══ Excerpted records ══

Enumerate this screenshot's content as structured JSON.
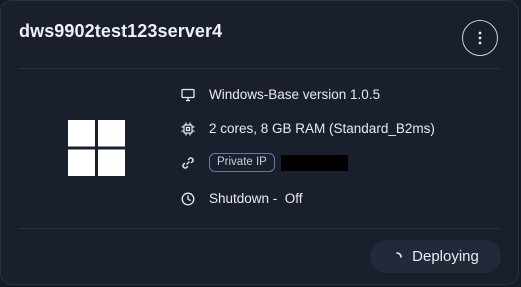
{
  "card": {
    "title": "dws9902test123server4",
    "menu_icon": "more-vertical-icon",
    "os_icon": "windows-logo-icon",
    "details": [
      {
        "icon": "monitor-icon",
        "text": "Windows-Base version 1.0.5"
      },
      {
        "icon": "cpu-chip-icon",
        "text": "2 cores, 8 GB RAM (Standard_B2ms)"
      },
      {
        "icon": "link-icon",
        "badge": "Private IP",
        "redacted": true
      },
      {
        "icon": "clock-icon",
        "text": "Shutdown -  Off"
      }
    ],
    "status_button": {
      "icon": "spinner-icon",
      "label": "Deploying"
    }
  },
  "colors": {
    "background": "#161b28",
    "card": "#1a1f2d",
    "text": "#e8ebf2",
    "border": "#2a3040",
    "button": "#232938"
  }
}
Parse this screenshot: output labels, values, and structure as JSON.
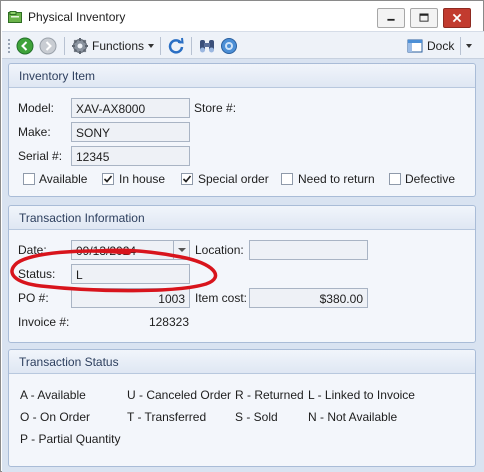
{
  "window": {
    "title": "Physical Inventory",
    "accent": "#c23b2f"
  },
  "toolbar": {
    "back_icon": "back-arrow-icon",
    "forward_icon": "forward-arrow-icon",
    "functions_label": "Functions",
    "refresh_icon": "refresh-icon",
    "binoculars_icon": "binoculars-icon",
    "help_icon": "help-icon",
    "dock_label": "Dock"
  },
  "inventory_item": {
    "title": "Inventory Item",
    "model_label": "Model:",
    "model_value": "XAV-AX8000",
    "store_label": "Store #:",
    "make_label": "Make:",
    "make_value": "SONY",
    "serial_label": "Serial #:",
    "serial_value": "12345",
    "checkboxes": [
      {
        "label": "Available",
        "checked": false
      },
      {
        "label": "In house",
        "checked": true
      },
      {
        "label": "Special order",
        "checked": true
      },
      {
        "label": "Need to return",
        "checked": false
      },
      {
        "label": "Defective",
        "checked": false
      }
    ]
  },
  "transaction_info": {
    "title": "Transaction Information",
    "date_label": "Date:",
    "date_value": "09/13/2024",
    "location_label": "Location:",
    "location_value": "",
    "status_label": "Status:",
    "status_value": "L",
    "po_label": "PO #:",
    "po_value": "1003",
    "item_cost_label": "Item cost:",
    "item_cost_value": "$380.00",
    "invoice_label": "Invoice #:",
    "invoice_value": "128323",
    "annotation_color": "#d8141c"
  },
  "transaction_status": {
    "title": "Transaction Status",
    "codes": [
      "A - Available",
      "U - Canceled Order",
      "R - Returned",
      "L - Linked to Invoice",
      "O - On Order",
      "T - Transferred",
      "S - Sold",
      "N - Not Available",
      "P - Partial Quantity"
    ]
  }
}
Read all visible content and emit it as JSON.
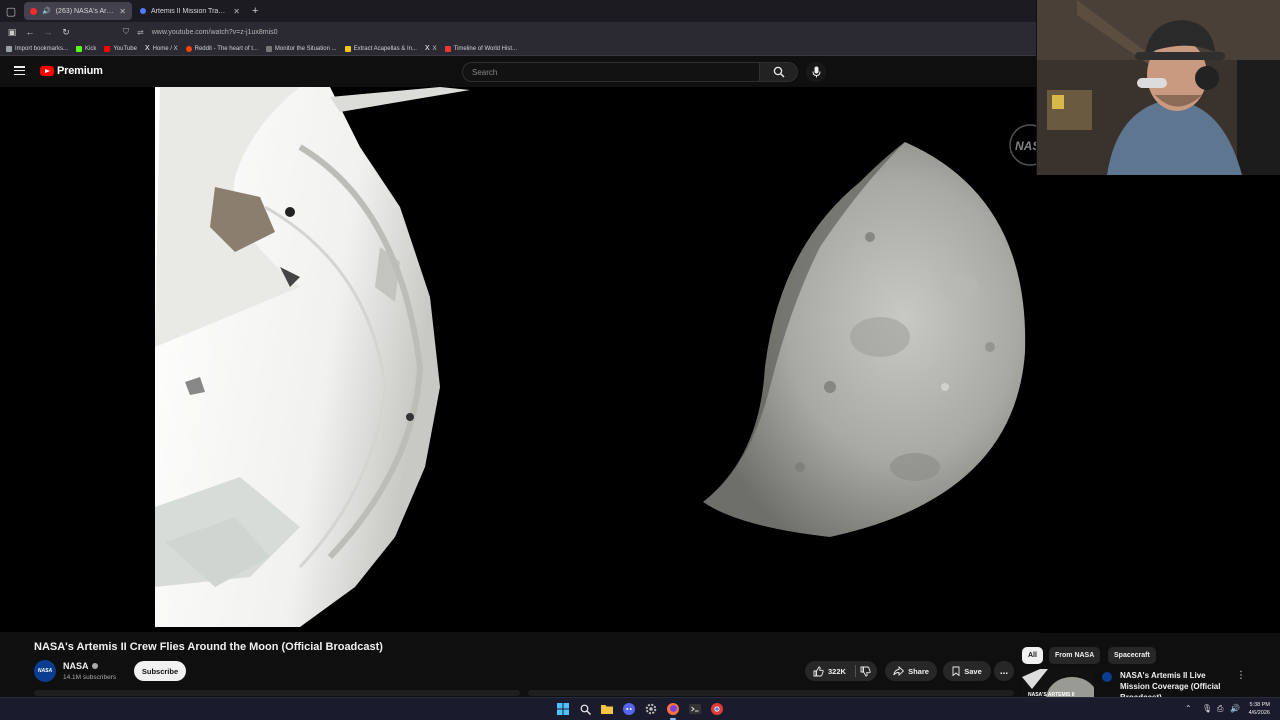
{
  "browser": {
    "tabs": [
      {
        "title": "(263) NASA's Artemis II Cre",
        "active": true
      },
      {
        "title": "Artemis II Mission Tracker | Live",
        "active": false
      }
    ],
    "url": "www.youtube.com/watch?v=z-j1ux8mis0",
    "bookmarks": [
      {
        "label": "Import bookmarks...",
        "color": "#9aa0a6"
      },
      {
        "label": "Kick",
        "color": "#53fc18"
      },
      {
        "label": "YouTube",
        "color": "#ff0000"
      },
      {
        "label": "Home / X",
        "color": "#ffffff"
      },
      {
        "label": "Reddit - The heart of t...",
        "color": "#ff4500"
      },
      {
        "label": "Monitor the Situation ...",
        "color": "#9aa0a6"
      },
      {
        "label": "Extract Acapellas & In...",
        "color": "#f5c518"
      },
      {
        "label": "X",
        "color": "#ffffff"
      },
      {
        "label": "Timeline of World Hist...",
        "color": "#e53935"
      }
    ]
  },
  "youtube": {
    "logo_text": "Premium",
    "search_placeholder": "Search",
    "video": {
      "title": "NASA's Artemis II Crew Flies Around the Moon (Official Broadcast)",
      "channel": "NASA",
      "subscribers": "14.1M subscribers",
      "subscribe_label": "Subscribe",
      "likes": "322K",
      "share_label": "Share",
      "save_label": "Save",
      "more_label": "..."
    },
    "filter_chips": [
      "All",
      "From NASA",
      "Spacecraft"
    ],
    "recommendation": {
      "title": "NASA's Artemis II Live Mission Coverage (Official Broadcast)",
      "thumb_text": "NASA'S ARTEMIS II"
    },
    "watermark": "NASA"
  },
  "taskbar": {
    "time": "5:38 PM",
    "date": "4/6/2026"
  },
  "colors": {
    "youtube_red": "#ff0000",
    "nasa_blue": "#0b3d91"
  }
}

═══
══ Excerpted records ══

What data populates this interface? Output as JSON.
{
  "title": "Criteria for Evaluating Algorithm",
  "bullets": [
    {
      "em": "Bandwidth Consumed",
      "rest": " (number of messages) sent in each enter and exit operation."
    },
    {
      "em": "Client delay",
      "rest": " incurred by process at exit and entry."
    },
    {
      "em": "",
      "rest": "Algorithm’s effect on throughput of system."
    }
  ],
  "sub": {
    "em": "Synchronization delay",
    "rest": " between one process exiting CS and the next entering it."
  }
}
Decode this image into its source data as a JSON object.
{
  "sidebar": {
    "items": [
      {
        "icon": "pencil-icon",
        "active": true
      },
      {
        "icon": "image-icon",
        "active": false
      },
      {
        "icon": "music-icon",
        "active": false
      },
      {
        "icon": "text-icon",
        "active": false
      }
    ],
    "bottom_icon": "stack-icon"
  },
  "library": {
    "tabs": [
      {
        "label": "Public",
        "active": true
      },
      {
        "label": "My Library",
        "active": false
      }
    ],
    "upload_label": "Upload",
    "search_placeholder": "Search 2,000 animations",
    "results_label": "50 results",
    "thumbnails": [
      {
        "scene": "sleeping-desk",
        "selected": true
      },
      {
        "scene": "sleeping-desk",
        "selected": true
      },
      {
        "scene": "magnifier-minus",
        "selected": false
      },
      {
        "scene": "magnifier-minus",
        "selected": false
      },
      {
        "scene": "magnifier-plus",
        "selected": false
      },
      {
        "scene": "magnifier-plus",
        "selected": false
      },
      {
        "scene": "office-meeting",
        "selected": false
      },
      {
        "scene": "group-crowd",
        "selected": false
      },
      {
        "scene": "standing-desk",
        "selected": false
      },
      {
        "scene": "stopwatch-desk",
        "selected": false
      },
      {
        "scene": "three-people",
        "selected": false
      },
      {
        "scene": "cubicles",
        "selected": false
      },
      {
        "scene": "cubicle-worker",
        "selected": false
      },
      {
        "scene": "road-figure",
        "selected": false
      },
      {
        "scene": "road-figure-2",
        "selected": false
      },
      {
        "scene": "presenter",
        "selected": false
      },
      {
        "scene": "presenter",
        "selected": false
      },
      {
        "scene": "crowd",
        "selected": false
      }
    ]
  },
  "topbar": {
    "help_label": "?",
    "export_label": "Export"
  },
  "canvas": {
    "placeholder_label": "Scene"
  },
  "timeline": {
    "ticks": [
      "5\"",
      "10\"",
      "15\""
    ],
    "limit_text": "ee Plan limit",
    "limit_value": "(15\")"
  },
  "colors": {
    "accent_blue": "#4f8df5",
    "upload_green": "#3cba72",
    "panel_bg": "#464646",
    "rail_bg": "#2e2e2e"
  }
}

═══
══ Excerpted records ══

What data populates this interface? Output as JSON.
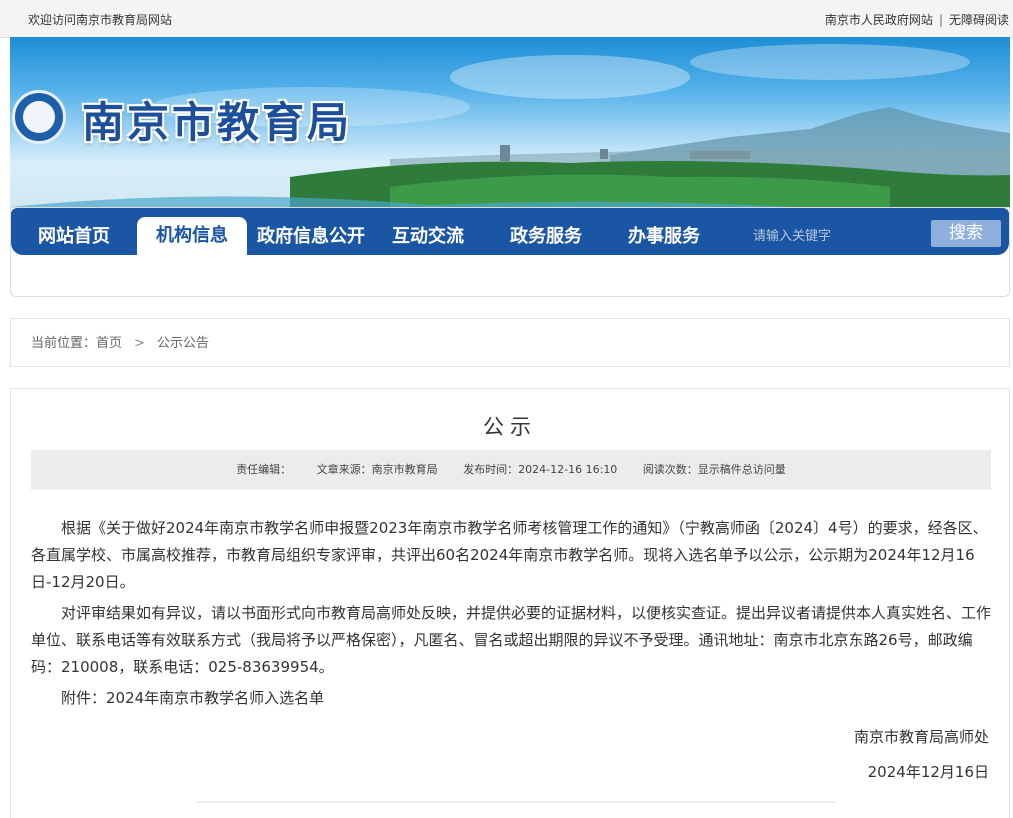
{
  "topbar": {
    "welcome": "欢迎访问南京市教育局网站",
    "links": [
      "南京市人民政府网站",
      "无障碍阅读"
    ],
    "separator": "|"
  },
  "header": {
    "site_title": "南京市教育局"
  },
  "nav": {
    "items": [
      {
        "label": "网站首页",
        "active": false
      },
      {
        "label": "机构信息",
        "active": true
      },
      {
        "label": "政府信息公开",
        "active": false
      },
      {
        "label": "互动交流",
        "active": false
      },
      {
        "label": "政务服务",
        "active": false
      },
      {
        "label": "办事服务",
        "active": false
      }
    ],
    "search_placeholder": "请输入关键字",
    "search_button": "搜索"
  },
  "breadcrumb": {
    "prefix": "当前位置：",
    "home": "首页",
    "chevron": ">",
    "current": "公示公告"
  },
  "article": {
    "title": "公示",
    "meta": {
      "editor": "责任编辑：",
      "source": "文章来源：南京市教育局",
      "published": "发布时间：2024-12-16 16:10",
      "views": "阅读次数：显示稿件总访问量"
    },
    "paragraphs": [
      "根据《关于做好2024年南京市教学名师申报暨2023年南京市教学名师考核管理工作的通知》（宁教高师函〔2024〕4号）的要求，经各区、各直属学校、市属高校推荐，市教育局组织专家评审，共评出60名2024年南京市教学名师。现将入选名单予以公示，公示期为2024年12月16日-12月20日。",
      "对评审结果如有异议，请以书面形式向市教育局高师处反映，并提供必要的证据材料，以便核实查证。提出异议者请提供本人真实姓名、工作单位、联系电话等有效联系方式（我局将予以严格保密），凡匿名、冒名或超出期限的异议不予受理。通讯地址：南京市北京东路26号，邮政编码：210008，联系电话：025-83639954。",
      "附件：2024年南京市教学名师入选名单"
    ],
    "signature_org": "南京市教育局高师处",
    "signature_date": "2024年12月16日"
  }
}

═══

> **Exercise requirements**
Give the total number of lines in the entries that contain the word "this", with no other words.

> **Response to the exercise**
5